START Data excerpts
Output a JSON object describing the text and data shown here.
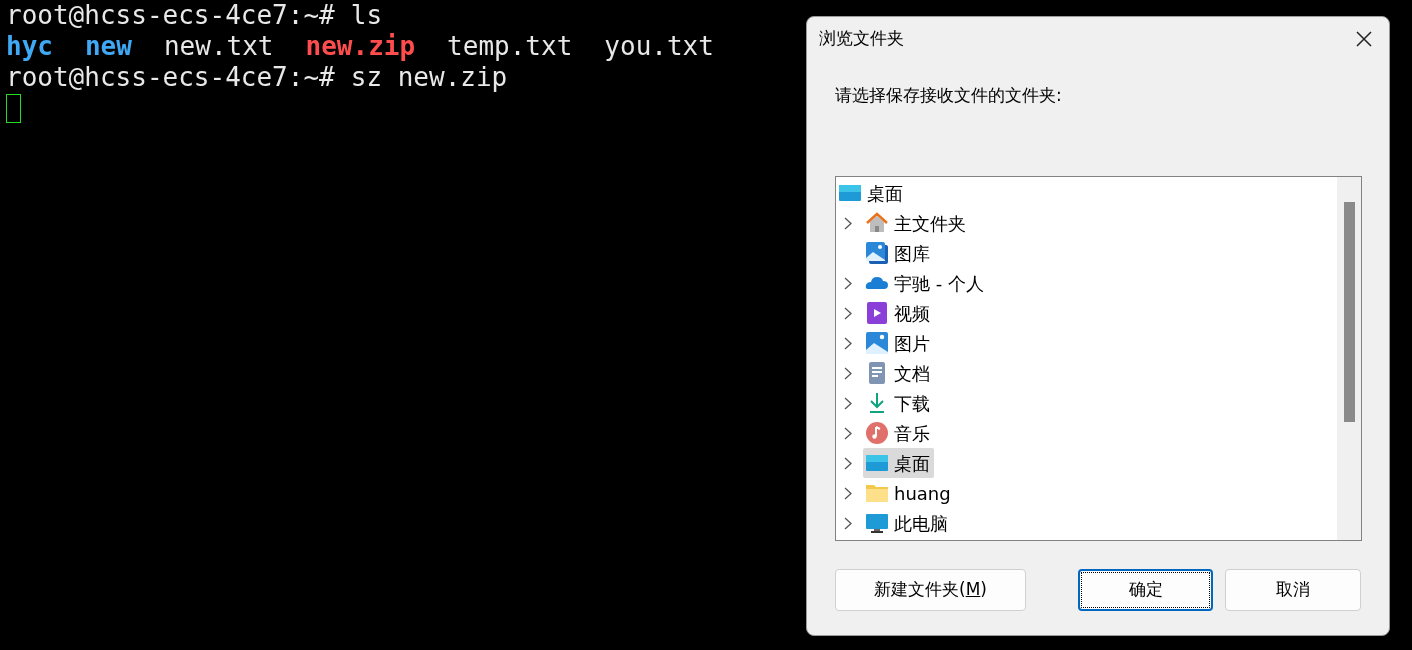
{
  "terminal": {
    "lines": [
      {
        "kind": "command",
        "prompt": "root@hcss-ecs-4ce7:~#",
        "command": "ls"
      },
      {
        "kind": "listing",
        "entries": [
          {
            "name": "hyc",
            "kind": "directory"
          },
          {
            "name": "new",
            "kind": "directory"
          },
          {
            "name": "new.txt",
            "kind": "file"
          },
          {
            "name": "new.zip",
            "kind": "archive"
          },
          {
            "name": "temp.txt",
            "kind": "file"
          },
          {
            "name": "you.txt",
            "kind": "file"
          }
        ]
      },
      {
        "kind": "command",
        "prompt": "root@hcss-ecs-4ce7:~#",
        "command": "sz new.zip"
      },
      {
        "kind": "cursor"
      }
    ]
  },
  "dialog": {
    "title": "浏览文件夹",
    "prompt": "请选择保存接收文件的文件夹:",
    "tree": {
      "label": "桌面",
      "kind": "desktop",
      "selected": false,
      "children": [
        {
          "label": "主文件夹",
          "kind": "home",
          "expandable": true,
          "selected": false
        },
        {
          "label": "图库",
          "kind": "gallery",
          "expandable": false,
          "selected": false
        },
        {
          "label": "宇驰 - 个人",
          "kind": "cloud",
          "expandable": true,
          "selected": false
        },
        {
          "label": "视频",
          "kind": "video",
          "expandable": true,
          "selected": false
        },
        {
          "label": "图片",
          "kind": "pictures",
          "expandable": true,
          "selected": false
        },
        {
          "label": "文档",
          "kind": "documents",
          "expandable": true,
          "selected": false
        },
        {
          "label": "下载",
          "kind": "downloads",
          "expandable": true,
          "selected": false
        },
        {
          "label": "音乐",
          "kind": "music",
          "expandable": true,
          "selected": false
        },
        {
          "label": "桌面",
          "kind": "desktop",
          "expandable": true,
          "selected": true
        },
        {
          "label": "huang",
          "kind": "folder",
          "expandable": true,
          "selected": false
        },
        {
          "label": "此电脑",
          "kind": "computer",
          "expandable": true,
          "selected": false
        }
      ]
    },
    "buttons": [
      {
        "text_before": "新建文件夹(",
        "accelerator": "M",
        "text_after": ")",
        "default": false
      },
      {
        "text_before": "确定",
        "default": true
      },
      {
        "text_before": "取消",
        "default": false
      }
    ]
  }
}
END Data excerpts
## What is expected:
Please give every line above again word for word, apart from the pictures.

## Response below:
Output a JSON object describing the text and data shown here.
{
  "terminal": {
    "lines": [
      {
        "kind": "command",
        "prompt": "root@hcss-ecs-4ce7:~#",
        "command": "ls"
      },
      {
        "kind": "listing",
        "entries": [
          {
            "name": "hyc",
            "kind": "directory"
          },
          {
            "name": "new",
            "kind": "directory"
          },
          {
            "name": "new.txt",
            "kind": "file"
          },
          {
            "name": "new.zip",
            "kind": "archive"
          },
          {
            "name": "temp.txt",
            "kind": "file"
          },
          {
            "name": "you.txt",
            "kind": "file"
          }
        ]
      },
      {
        "kind": "command",
        "prompt": "root@hcss-ecs-4ce7:~#",
        "command": "sz new.zip"
      },
      {
        "kind": "cursor"
      }
    ]
  },
  "dialog": {
    "title": "浏览文件夹",
    "prompt": "请选择保存接收文件的文件夹:",
    "tree": {
      "label": "桌面",
      "kind": "desktop",
      "selected": false,
      "children": [
        {
          "label": "主文件夹",
          "kind": "home",
          "expandable": true,
          "selected": false
        },
        {
          "label": "图库",
          "kind": "gallery",
          "expandable": false,
          "selected": false
        },
        {
          "label": "宇驰 - 个人",
          "kind": "cloud",
          "expandable": true,
          "selected": false
        },
        {
          "label": "视频",
          "kind": "video",
          "expandable": true,
          "selected": false
        },
        {
          "label": "图片",
          "kind": "pictures",
          "expandable": true,
          "selected": false
        },
        {
          "label": "文档",
          "kind": "documents",
          "expandable": true,
          "selected": false
        },
        {
          "label": "下载",
          "kind": "downloads",
          "expandable": true,
          "selected": false
        },
        {
          "label": "音乐",
          "kind": "music",
          "expandable": true,
          "selected": false
        },
        {
          "label": "桌面",
          "kind": "desktop",
          "expandable": true,
          "selected": true
        },
        {
          "label": "huang",
          "kind": "folder",
          "expandable": true,
          "selected": false
        },
        {
          "label": "此电脑",
          "kind": "computer",
          "expandable": true,
          "selected": false
        }
      ]
    },
    "buttons": [
      {
        "text_before": "新建文件夹(",
        "accelerator": "M",
        "text_after": ")",
        "default": false
      },
      {
        "text_before": "确定",
        "default": true
      },
      {
        "text_before": "取消",
        "default": false
      }
    ]
  }
}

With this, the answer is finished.